Please state the number of lines in the listing that contain the word "INKO", and nothing else.

╔══

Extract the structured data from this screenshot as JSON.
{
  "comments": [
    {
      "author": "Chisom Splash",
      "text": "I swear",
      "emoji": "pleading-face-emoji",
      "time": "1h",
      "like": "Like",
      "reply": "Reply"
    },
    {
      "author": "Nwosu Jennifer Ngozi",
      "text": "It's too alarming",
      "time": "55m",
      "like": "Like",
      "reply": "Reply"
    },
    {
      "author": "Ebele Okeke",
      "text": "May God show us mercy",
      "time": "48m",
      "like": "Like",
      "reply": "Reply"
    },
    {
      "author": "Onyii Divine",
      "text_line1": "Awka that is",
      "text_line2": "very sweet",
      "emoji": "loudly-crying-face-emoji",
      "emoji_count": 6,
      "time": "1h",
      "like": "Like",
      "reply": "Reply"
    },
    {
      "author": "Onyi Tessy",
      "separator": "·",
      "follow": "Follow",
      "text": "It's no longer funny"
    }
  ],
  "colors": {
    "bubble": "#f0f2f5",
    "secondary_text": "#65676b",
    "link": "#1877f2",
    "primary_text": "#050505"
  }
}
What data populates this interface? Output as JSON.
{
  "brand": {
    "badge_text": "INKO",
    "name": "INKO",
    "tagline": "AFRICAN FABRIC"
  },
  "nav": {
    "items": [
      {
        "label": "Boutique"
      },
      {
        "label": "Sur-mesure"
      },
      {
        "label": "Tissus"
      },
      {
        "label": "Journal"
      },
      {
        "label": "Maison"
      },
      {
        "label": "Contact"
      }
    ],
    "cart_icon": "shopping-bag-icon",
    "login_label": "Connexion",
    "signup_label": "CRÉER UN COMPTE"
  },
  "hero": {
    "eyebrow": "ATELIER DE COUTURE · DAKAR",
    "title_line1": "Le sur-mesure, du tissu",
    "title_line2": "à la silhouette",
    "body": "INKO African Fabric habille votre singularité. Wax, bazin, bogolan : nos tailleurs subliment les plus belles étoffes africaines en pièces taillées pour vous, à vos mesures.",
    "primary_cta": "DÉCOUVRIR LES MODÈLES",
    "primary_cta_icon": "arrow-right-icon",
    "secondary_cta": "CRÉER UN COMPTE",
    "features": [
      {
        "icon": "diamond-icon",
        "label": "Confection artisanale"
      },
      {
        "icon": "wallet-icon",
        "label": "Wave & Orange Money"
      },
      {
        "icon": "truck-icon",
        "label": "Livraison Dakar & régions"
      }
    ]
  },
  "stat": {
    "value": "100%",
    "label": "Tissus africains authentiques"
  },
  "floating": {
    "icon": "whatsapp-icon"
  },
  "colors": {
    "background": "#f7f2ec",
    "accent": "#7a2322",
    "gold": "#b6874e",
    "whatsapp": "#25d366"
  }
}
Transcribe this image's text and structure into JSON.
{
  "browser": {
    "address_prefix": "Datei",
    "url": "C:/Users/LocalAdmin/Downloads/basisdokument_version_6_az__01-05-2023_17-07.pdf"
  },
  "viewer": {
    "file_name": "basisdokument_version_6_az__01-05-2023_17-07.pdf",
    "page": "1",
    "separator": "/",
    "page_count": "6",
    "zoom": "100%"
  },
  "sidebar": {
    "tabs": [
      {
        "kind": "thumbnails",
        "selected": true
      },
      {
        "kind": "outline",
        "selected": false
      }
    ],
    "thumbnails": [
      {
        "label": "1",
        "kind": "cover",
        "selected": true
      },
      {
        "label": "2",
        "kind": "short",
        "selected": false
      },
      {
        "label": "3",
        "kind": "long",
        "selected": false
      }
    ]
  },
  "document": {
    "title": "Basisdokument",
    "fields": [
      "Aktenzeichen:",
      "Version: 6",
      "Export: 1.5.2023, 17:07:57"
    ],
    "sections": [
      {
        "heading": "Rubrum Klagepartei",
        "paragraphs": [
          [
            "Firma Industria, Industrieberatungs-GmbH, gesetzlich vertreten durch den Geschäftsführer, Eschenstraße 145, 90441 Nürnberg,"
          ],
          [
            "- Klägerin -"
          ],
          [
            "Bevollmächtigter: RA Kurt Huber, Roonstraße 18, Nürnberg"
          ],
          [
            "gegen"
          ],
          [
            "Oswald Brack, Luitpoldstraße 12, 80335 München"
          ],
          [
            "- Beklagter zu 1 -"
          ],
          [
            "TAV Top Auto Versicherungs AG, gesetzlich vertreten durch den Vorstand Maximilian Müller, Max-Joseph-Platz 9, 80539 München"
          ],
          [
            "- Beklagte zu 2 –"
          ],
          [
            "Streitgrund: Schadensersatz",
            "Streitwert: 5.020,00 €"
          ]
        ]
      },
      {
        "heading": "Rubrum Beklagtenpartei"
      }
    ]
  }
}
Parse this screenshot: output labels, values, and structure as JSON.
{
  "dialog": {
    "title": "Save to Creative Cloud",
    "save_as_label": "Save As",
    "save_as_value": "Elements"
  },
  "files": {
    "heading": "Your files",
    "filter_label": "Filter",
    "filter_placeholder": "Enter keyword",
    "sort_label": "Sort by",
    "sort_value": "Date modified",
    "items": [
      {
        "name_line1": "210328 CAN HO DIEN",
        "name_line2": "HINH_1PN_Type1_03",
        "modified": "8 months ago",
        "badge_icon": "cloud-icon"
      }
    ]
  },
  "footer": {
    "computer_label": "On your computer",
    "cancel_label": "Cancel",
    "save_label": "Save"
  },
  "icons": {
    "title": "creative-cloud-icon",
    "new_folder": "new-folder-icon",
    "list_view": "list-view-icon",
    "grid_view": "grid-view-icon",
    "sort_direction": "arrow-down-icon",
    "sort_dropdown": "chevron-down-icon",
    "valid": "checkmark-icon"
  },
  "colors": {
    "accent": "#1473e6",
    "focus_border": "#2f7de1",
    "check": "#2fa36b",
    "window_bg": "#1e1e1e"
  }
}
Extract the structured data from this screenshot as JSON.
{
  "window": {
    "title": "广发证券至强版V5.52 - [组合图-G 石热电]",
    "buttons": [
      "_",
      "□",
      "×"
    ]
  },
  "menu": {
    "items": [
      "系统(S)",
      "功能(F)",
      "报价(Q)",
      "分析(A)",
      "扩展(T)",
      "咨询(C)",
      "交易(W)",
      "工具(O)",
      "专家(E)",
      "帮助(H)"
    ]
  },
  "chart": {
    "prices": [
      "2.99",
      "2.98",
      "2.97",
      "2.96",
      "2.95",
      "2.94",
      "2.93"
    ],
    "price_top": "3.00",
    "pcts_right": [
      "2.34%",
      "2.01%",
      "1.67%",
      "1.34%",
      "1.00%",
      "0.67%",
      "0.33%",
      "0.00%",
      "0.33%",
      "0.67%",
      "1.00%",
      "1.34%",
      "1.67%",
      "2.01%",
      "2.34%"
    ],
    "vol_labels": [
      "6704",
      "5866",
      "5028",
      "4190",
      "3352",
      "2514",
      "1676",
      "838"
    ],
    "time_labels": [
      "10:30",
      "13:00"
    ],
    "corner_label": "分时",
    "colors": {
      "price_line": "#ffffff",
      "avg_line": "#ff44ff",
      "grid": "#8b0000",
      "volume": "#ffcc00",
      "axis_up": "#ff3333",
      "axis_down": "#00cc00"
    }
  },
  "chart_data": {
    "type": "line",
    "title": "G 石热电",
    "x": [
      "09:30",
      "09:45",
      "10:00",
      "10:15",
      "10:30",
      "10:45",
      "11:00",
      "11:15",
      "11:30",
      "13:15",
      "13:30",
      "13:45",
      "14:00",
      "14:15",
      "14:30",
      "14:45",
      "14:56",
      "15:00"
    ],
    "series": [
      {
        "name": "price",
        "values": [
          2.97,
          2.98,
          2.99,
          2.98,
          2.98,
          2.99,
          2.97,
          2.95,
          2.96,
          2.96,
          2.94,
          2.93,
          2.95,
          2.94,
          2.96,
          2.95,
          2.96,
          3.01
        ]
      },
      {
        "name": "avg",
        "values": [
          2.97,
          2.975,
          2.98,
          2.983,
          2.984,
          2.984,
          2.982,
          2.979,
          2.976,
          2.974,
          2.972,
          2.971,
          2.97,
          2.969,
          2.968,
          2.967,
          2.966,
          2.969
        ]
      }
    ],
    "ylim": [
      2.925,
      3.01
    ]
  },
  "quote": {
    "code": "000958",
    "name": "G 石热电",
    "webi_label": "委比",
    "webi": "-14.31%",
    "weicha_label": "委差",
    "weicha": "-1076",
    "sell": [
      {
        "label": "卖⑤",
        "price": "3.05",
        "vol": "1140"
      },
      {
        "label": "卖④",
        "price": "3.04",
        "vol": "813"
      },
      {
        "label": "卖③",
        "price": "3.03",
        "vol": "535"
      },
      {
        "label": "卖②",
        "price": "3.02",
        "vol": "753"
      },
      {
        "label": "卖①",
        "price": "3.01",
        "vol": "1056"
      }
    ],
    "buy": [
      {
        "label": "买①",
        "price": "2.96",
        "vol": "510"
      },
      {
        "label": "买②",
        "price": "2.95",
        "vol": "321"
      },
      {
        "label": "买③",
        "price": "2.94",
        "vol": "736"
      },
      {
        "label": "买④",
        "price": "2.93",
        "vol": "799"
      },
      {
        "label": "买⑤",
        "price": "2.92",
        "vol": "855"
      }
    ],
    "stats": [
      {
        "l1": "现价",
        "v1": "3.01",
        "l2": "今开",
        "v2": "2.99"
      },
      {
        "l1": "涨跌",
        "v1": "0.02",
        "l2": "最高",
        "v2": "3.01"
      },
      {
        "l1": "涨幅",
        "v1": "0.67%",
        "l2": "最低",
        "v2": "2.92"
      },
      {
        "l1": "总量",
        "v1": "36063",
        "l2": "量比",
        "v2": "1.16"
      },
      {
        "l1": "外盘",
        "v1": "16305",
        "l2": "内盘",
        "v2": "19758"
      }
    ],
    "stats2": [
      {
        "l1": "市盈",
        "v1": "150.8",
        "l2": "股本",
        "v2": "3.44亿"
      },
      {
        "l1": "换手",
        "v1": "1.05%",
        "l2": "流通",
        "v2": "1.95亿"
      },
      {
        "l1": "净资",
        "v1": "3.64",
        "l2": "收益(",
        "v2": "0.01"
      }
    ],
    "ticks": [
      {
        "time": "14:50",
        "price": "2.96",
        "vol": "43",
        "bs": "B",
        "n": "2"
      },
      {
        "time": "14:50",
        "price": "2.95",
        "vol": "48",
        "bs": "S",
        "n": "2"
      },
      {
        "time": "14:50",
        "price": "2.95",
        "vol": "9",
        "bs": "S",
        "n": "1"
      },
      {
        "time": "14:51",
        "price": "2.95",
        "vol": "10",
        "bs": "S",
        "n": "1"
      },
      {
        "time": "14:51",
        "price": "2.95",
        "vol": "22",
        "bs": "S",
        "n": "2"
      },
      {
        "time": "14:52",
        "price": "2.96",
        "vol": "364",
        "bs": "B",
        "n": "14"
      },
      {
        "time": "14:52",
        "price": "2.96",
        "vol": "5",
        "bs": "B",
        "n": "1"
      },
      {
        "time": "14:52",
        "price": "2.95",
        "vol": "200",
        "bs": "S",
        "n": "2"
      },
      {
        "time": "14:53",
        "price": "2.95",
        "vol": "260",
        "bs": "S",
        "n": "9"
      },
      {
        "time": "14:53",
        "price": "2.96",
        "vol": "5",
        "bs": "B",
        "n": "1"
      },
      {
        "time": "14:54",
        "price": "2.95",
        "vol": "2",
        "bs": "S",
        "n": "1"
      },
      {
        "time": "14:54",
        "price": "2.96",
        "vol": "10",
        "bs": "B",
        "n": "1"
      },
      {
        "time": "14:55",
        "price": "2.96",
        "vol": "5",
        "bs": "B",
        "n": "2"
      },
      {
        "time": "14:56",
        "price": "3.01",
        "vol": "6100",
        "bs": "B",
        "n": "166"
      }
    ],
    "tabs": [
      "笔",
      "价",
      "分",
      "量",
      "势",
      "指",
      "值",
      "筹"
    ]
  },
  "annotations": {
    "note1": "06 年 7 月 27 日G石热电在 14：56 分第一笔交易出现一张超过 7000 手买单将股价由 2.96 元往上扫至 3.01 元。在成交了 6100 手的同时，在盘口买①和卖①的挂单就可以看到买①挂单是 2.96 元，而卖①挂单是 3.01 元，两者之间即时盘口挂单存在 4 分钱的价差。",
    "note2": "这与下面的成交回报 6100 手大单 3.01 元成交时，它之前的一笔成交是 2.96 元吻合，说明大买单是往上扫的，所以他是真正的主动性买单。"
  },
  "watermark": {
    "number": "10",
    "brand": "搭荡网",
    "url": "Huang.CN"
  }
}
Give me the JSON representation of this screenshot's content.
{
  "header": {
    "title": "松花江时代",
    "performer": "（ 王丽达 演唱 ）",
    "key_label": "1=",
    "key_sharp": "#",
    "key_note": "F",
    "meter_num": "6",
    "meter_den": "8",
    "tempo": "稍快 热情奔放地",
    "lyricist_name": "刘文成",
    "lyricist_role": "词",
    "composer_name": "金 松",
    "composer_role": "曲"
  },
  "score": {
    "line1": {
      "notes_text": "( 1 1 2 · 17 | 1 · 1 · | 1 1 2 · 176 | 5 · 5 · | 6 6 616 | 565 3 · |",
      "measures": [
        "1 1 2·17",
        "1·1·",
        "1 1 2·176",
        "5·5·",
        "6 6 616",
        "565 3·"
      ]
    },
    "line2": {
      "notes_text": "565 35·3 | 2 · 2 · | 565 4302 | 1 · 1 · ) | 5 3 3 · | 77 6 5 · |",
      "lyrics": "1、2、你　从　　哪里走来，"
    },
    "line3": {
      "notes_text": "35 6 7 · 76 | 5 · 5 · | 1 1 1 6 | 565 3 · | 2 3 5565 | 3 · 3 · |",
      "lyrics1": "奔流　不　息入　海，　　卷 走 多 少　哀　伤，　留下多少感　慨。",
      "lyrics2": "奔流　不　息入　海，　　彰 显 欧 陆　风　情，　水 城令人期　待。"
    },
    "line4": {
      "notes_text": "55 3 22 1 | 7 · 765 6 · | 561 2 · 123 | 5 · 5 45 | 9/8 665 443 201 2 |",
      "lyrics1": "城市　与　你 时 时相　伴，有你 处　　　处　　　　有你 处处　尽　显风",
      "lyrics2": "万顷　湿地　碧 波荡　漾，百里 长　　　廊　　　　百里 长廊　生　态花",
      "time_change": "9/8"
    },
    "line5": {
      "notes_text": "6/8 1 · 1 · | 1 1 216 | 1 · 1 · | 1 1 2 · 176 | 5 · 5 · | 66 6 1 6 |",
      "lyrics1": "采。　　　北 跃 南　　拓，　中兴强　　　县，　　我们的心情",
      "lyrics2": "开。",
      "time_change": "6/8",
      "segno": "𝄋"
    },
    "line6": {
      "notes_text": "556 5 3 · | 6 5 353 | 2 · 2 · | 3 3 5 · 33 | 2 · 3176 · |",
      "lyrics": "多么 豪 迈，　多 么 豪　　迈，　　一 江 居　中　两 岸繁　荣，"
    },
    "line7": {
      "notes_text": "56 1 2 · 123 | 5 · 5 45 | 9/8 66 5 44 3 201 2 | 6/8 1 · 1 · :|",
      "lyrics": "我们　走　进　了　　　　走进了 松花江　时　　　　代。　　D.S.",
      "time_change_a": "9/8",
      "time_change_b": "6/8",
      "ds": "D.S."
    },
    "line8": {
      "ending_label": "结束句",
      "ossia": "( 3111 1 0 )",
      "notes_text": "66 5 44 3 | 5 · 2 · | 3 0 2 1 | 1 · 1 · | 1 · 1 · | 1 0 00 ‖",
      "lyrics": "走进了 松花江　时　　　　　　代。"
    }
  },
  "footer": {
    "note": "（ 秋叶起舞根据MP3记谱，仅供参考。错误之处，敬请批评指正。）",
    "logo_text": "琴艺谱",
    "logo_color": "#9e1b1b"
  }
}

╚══

> Solution below:
3